Luck of the draw is the deciding factor — mostly

Luck of the draw is the deciding factor — mostly

By Andrew Mosley | 17/07/2020

Luck of the draw is the deciding factor — mostly
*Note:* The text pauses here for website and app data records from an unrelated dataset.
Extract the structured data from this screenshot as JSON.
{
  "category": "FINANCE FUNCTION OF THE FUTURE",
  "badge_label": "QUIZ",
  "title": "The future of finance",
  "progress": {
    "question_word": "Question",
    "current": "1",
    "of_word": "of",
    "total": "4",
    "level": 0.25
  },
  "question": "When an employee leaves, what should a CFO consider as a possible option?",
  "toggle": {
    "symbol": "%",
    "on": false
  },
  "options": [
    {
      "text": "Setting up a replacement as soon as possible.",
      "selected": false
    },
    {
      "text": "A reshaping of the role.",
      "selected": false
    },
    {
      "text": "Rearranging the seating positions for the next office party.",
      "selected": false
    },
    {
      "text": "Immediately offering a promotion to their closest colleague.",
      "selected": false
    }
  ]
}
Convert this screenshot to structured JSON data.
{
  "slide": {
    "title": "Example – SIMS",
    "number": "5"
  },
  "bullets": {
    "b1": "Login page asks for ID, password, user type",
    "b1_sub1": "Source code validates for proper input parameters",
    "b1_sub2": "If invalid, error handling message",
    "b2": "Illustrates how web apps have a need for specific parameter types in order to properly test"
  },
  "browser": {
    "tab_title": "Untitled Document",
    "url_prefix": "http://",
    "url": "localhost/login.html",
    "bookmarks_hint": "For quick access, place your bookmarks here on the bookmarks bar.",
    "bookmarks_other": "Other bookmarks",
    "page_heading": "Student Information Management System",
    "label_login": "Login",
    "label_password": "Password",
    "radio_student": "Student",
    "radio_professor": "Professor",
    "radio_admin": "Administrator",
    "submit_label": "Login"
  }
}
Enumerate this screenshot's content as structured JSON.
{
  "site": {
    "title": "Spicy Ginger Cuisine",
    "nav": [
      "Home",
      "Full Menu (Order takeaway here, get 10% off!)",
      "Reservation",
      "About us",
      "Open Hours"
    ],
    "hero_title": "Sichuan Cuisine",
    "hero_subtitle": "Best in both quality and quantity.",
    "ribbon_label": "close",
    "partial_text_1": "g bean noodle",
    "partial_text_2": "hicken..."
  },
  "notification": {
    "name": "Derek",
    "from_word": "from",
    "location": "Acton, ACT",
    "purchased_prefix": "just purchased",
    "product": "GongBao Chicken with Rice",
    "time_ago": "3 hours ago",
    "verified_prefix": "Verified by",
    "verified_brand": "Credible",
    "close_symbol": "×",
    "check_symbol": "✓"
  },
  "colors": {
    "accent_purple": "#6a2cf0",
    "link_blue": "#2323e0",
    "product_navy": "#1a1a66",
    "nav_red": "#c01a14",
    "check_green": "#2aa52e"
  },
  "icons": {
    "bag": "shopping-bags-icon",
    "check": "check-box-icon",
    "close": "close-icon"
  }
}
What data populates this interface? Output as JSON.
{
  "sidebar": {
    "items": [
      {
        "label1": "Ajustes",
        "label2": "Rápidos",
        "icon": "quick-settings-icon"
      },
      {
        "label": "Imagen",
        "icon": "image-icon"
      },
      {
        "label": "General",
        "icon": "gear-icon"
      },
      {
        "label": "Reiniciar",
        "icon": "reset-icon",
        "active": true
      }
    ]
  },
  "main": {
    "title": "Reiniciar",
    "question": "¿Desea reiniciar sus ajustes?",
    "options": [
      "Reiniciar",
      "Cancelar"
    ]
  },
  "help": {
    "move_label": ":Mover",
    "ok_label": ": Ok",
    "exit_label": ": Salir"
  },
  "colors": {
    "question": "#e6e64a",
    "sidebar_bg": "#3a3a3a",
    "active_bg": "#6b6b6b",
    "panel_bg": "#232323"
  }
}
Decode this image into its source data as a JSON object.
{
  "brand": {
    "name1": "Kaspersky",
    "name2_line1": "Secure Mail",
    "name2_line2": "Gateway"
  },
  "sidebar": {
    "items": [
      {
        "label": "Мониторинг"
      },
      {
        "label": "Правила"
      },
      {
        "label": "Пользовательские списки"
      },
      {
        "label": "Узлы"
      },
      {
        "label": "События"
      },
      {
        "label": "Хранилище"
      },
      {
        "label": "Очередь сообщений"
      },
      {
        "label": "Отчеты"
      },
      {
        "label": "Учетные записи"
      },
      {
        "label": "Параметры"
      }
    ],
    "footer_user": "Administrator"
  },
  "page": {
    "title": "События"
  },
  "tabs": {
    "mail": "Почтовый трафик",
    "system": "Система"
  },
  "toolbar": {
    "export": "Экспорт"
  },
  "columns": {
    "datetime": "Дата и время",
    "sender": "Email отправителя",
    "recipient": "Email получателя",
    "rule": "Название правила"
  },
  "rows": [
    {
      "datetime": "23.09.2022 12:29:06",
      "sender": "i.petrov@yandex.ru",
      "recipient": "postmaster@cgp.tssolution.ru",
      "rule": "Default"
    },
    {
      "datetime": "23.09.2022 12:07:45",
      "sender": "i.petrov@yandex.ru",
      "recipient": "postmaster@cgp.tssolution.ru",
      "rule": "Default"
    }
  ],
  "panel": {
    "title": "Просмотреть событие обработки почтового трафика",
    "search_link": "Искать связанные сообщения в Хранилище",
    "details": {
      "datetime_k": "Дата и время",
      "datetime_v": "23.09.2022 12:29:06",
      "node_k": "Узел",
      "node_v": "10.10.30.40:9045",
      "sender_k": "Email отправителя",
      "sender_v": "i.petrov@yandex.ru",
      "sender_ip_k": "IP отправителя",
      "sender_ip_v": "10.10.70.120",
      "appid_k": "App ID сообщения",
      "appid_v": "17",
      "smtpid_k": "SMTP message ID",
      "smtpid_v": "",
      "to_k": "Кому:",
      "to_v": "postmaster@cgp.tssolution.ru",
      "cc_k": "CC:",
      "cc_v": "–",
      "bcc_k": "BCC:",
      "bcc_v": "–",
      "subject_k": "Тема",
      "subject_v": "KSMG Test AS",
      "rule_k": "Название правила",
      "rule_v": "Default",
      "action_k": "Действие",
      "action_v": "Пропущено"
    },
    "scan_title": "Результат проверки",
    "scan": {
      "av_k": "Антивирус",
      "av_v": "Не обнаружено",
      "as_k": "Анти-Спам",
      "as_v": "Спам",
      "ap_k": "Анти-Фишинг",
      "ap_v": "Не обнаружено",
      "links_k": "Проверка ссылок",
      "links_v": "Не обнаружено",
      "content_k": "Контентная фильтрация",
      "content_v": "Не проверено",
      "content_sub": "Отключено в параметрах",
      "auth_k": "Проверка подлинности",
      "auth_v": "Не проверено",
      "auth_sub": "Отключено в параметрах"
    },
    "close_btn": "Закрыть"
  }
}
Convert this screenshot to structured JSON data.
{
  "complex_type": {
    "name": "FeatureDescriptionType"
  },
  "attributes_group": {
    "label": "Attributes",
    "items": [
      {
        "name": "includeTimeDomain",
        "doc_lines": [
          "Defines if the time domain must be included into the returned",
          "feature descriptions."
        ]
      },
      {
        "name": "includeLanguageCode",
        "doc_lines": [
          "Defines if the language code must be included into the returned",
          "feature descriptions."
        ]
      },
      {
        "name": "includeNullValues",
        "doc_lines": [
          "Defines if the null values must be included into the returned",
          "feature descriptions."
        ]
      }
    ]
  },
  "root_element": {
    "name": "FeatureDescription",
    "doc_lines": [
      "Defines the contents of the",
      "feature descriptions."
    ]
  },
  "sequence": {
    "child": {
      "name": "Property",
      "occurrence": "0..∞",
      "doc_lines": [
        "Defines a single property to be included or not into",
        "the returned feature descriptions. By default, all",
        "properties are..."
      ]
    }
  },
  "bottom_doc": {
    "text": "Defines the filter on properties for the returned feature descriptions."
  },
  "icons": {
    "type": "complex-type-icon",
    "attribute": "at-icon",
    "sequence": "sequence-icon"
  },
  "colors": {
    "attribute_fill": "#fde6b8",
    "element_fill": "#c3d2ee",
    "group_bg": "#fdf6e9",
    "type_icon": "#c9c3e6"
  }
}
I OPENED the washing machine and discovered all my white shirts had turned pink. It was the final straw in what was a particularoly bad day in 1996. One of my housemates offered me his Big Issue to sell and the other took me to the pub.
Life is largely a game of luck and, contrary to what people say, you often don’t make your own.
You can play it safe, stay in, be sensible, save up, get married young, have kids and probably have a nice life as a result.
You could choose to live on the edge, go out every night, frequent dodgy establishments, stray from the straight and narrow and it might possibly end in disaster. Or it might not.
Most of us, I would imagine, have balanced the above two scenarios and ended up somewhere in the middle ground.
We’ve bemoaned our luck and complained that it’s ridiculous that so and so off a reality TV show or whatever, never tried at school, hasn’t got a job, has millions in the bank and can’t even spell wierd (!!!) right, while I’ve worked hard, done what I was told and got little reward.
They chose to take the risk though. It could have gone wrong and might well yet do so. It could have gone badly awry for Liam and Noel, Shaun Ryder etc, but it didn’t — well, not always.
The other side to the particular coin — or lack of — is the homeless person, the bloke who has just lost his job, the woman who has walked out of an abusive relationship, and is left walking the streets asking for money.
They may well have got involved in a life of risk and the throw of the dice didn’t land in their favour, or more accurately, is currently not doing so. Life doesn’t deal most of us a static standing, it changes through the years and a person’s current state should not bring about any final judgement. All sorts of factors could have come into play.
That day in 1996 I lost my job, crashed my car and accidentally (honestly!) dyed all my light coloured shirts pink. Within a month or so I reached a stage whereby I didn’t have enough money to buy a cup of tea.
It was a brief period of being down on my luck and things improved, but as we move through what is probably the most uncertain time in the lives of the majority of the collective current population, I wonder how many will be experiencing a similar downturn — okay, they might not end up with a shirt collection that is almost entirely pink.
The mental health problems that come with this can be equally catastrophic and will be a long-term consequence of the events of 2020. When the virus goes, the winds of change that constantly blown in most people’s lives will still be sweeping through this town.